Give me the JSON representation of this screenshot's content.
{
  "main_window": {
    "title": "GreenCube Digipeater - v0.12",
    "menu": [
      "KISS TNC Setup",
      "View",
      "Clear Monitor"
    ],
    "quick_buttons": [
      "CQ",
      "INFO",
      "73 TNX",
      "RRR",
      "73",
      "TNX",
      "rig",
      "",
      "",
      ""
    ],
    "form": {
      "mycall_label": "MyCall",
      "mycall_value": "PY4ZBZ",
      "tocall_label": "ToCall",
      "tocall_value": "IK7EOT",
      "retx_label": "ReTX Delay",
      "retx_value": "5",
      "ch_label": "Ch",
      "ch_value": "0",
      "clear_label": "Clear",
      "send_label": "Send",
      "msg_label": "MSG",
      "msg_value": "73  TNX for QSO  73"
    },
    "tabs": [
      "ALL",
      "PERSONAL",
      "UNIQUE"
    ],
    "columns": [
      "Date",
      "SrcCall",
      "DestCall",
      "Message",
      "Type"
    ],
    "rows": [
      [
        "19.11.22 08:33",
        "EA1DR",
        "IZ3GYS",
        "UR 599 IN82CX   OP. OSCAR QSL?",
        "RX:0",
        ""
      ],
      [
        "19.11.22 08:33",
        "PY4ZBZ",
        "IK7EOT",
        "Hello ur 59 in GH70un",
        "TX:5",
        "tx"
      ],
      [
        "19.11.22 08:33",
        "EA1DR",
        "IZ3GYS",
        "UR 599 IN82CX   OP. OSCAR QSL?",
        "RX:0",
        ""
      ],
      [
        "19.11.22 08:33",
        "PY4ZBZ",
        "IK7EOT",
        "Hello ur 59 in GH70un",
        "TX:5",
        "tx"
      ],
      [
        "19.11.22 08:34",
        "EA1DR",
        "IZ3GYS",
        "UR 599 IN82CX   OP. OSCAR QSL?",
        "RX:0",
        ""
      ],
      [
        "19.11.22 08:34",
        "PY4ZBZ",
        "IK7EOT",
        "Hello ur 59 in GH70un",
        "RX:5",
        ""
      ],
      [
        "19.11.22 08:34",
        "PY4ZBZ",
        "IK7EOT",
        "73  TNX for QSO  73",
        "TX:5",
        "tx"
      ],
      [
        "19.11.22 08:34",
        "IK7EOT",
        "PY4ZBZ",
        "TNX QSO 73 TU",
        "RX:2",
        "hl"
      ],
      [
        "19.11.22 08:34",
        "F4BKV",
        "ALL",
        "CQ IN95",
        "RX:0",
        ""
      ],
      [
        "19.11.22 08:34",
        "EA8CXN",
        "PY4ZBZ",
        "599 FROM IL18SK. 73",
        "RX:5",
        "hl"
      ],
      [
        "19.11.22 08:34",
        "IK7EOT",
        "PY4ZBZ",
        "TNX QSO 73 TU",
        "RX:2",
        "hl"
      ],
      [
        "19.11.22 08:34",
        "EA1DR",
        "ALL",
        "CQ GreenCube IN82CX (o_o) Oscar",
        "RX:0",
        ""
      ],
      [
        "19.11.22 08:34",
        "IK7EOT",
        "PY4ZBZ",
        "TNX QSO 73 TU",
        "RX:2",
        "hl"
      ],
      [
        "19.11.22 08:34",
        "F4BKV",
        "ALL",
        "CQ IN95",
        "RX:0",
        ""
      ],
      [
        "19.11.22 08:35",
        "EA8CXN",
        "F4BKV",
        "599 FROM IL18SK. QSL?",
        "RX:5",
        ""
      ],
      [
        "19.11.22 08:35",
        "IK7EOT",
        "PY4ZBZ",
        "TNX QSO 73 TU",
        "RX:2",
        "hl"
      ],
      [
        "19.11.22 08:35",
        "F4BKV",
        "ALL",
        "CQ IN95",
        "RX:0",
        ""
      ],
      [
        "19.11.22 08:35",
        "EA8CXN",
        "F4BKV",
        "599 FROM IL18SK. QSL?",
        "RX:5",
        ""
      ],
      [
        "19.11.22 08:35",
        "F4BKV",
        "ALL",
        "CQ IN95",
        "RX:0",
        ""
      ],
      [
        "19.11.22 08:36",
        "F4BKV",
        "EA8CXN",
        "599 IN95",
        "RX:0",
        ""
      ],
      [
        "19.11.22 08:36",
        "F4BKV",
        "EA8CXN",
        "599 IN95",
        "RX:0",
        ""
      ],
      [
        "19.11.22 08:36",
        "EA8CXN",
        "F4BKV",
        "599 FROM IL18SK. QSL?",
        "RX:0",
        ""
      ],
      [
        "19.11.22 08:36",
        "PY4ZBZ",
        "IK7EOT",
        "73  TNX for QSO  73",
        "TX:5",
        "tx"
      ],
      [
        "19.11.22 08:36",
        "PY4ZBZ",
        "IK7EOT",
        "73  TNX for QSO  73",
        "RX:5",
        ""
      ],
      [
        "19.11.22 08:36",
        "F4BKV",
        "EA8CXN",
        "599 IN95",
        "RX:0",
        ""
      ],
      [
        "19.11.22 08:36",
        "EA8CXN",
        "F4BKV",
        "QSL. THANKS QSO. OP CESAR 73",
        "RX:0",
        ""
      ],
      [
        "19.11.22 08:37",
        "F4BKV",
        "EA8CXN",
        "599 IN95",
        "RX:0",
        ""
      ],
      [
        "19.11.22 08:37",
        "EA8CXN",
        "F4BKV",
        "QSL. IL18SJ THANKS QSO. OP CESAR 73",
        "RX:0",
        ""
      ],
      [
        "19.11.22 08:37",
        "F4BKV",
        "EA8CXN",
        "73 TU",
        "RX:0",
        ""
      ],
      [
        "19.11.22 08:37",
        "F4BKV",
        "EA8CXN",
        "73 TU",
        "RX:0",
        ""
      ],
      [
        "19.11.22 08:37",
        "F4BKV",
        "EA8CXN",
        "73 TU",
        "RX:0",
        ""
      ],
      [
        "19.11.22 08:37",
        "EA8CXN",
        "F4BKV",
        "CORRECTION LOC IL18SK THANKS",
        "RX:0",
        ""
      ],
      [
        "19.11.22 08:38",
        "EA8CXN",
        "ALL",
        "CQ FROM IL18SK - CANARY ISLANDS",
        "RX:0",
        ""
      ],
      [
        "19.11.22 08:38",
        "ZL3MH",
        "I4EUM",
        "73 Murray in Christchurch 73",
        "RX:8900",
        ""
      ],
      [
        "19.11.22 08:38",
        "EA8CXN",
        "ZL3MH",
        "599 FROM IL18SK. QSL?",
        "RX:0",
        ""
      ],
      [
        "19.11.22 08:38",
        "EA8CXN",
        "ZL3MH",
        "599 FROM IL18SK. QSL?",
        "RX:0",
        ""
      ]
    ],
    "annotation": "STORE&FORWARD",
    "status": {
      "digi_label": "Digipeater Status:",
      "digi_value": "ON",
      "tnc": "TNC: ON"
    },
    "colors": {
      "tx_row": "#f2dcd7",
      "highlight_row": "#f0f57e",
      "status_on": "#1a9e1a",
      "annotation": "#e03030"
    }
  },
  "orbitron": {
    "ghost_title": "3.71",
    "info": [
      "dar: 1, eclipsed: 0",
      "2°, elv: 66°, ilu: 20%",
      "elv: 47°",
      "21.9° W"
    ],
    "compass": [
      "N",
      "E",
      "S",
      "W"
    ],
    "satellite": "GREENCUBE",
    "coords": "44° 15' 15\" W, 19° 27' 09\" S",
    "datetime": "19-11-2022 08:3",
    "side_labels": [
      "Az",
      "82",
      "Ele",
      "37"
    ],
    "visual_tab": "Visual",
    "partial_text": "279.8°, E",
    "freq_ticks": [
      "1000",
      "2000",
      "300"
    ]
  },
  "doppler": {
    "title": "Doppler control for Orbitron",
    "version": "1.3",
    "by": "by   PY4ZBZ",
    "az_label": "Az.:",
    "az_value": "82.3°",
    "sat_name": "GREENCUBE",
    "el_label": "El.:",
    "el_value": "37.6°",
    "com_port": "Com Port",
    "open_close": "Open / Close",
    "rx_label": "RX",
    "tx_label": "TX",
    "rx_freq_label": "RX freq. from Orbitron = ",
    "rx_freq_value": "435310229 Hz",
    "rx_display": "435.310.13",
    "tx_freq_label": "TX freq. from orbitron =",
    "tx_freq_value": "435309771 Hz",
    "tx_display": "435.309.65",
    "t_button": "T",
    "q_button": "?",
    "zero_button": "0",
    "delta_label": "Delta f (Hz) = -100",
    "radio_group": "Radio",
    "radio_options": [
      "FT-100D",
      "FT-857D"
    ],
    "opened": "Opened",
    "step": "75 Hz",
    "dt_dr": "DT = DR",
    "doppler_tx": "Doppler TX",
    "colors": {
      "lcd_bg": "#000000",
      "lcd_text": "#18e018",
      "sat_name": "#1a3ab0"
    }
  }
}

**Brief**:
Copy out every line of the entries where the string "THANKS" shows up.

**Expected answer**:
        "QSL. THANKS QSO. OP CESAR 73",
        "QSL. IL18SJ THANKS QSO. OP CESAR 73",
        "CORRECTION LOC IL18SK THANKS",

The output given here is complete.